This was without a doubt a very well written book review for Someone Like You by Sarah Dessan, although I did have my own personal disagreements and thoughts towards the novel. Quinn’s book review was clearly thought out and included some of the major key factors from the novel. At one point in the review she says, “The theme of this book is how to deal with growing up. Halley has to deal with a lot of grown up things and she is having difficulty with this new challenge because she is still a teenager.” I disagree with this statement. I found that the theme of this novel was coming of age and discovering who you are in a world full of obstacles and disputes. Although I do partially agree that growing up plays a part throughout the novel and really helps it unfold. To me, growing up was the minor backbone of the novel. A statement she says that I completely agree with is, “I think that everything in this book is great advice to any teenager on the verge of being an adult.” I agree with this point entirely. I, as well as Quinn, came across little hidden snippets of advice Dessen was hinting on to readers throughout the novel. This is definitely a novel in which you really take something personal from and hold with you after finish reading it.
Someone like you is a beautifully written coming of age novel. It was overflowing with vivid characters. One character that was the “diamond in the rough” to me,
personally, was Macon Faulkner. To me, Macon was endlessly evolving throughout the novel. He was most definitely a dynamic character, and this is something Quinn had not included in either of her paragraphs. I found that all of the characters in the novel were very easy to connect to and this led to me. I often found myself dropping into their shoes and walking around in their world. Another key aspect to the novel that she did not write about was setting. Most of the novel took place in the neighborhood of Halley and Scarlett, and at their public high school. Some other places that were briefly spoken of included “Sister Camp”, the house of Ginny Tabor and Milton’s Market. Each of these locations were vividly described and played a very large part in the novel. Although this was an all-around good novel, I did have some dislikes. During several bits and pieces throughout the novel, I found Dessen’s writing to be a bit childish and raw. I think this could possibly be because I have read some more harder-to-read novels in the past and therefore I’ve grown used to that style of writing.
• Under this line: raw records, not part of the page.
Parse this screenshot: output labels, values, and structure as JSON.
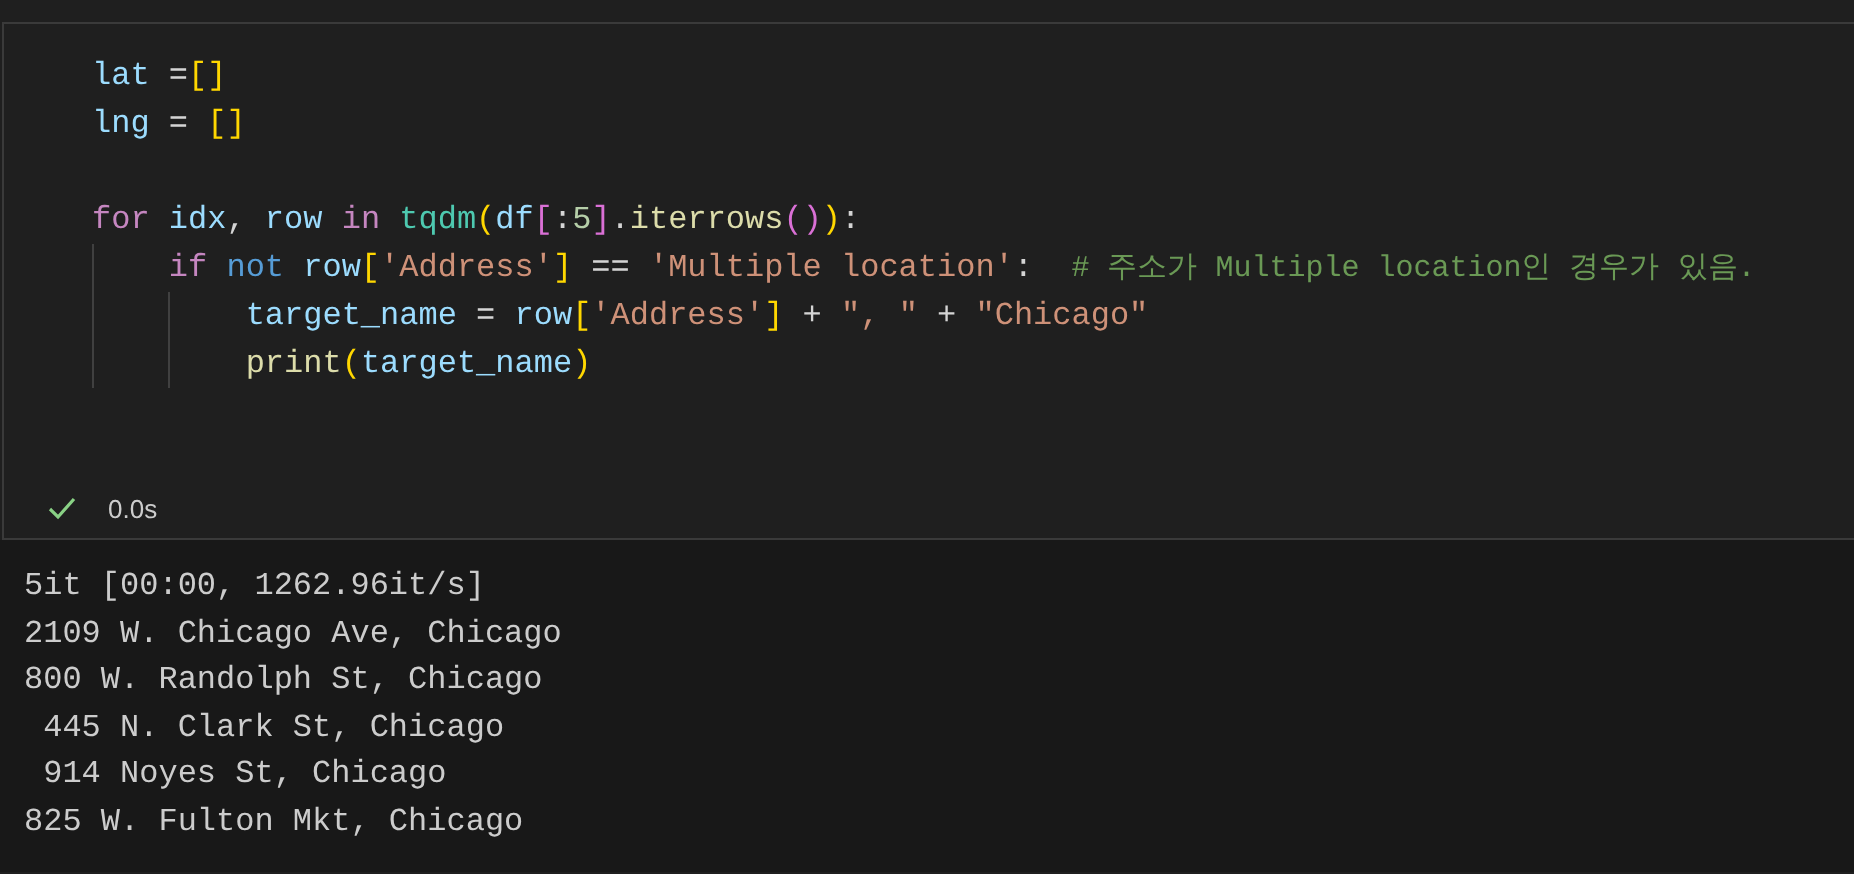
{
  "cell": {
    "code_lines": [
      {
        "kind": "code",
        "tokens": [
          {
            "kind": "var",
            "text": "lat"
          },
          {
            "kind": "op",
            "text": " ="
          },
          {
            "kind": "b1",
            "text": "[]"
          }
        ]
      },
      {
        "kind": "code",
        "tokens": [
          {
            "kind": "var",
            "text": "lng"
          },
          {
            "kind": "op",
            "text": " = "
          },
          {
            "kind": "b1",
            "text": "[]"
          }
        ]
      },
      {
        "kind": "blank"
      },
      {
        "kind": "code",
        "tokens": [
          {
            "kind": "kw",
            "text": "for"
          },
          {
            "kind": "var",
            "text": " idx"
          },
          {
            "kind": "op",
            "text": ", "
          },
          {
            "kind": "var",
            "text": "row"
          },
          {
            "kind": "kw",
            "text": " in "
          },
          {
            "kind": "cls",
            "text": "tqdm"
          },
          {
            "kind": "b1",
            "text": "("
          },
          {
            "kind": "var",
            "text": "df"
          },
          {
            "kind": "b2",
            "text": "["
          },
          {
            "kind": "op",
            "text": ":"
          },
          {
            "kind": "num",
            "text": "5"
          },
          {
            "kind": "b2",
            "text": "]"
          },
          {
            "kind": "op",
            "text": "."
          },
          {
            "kind": "fn",
            "text": "iterrows"
          },
          {
            "kind": "b2",
            "text": "()"
          },
          {
            "kind": "b1",
            "text": ")"
          },
          {
            "kind": "op",
            "text": ":"
          }
        ]
      },
      {
        "kind": "code",
        "tokens": [
          {
            "kind": "kw",
            "text": "    if"
          },
          {
            "kind": "kw2",
            "text": " not"
          },
          {
            "kind": "var",
            "text": " row"
          },
          {
            "kind": "b1",
            "text": "["
          },
          {
            "kind": "str",
            "text": "'Address'"
          },
          {
            "kind": "b1",
            "text": "]"
          },
          {
            "kind": "op",
            "text": " == "
          },
          {
            "kind": "str",
            "text": "'Multiple location'"
          },
          {
            "kind": "op",
            "text": ":  "
          },
          {
            "kind": "com",
            "text": "# 주소가 Multiple location인 경우가 있음."
          }
        ]
      },
      {
        "kind": "code",
        "tokens": [
          {
            "kind": "var",
            "text": "        target_name"
          },
          {
            "kind": "op",
            "text": " = "
          },
          {
            "kind": "var",
            "text": "row"
          },
          {
            "kind": "b1",
            "text": "["
          },
          {
            "kind": "str",
            "text": "'Address'"
          },
          {
            "kind": "b1",
            "text": "]"
          },
          {
            "kind": "op",
            "text": " + "
          },
          {
            "kind": "str",
            "text": "\", \""
          },
          {
            "kind": "op",
            "text": " + "
          },
          {
            "kind": "str",
            "text": "\"Chicago\""
          }
        ]
      },
      {
        "kind": "code",
        "tokens": [
          {
            "kind": "fn",
            "text": "        print"
          },
          {
            "kind": "b1",
            "text": "("
          },
          {
            "kind": "var",
            "text": "target_name"
          },
          {
            "kind": "b1",
            "text": ")"
          }
        ]
      }
    ],
    "status": {
      "succeeded": true,
      "duration": "0.0s"
    },
    "output_lines": [
      "5it [00:00, 1262.96it/s]",
      "2109 W. Chicago Ave, Chicago",
      "800 W. Randolph St, Chicago",
      " 445 N. Clark St, Chicago",
      " 914 Noyes St, Chicago",
      "825 W. Fulton Mkt, Chicago"
    ]
  }
}
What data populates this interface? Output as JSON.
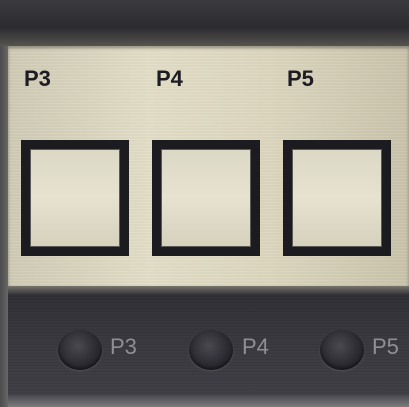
{
  "panel": {
    "buttons": [
      {
        "label": "P3"
      },
      {
        "label": "P4"
      },
      {
        "label": "P5"
      }
    ],
    "indicators": [
      {
        "label": "P3"
      },
      {
        "label": "P4"
      },
      {
        "label": "P5"
      }
    ]
  }
}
With this being said, I would recommend this novel to twelve to fifteen year olds who like an easy, girly read. But all in all, I would say that my peer Quinn did a good job of analyzing and reviewing the novel.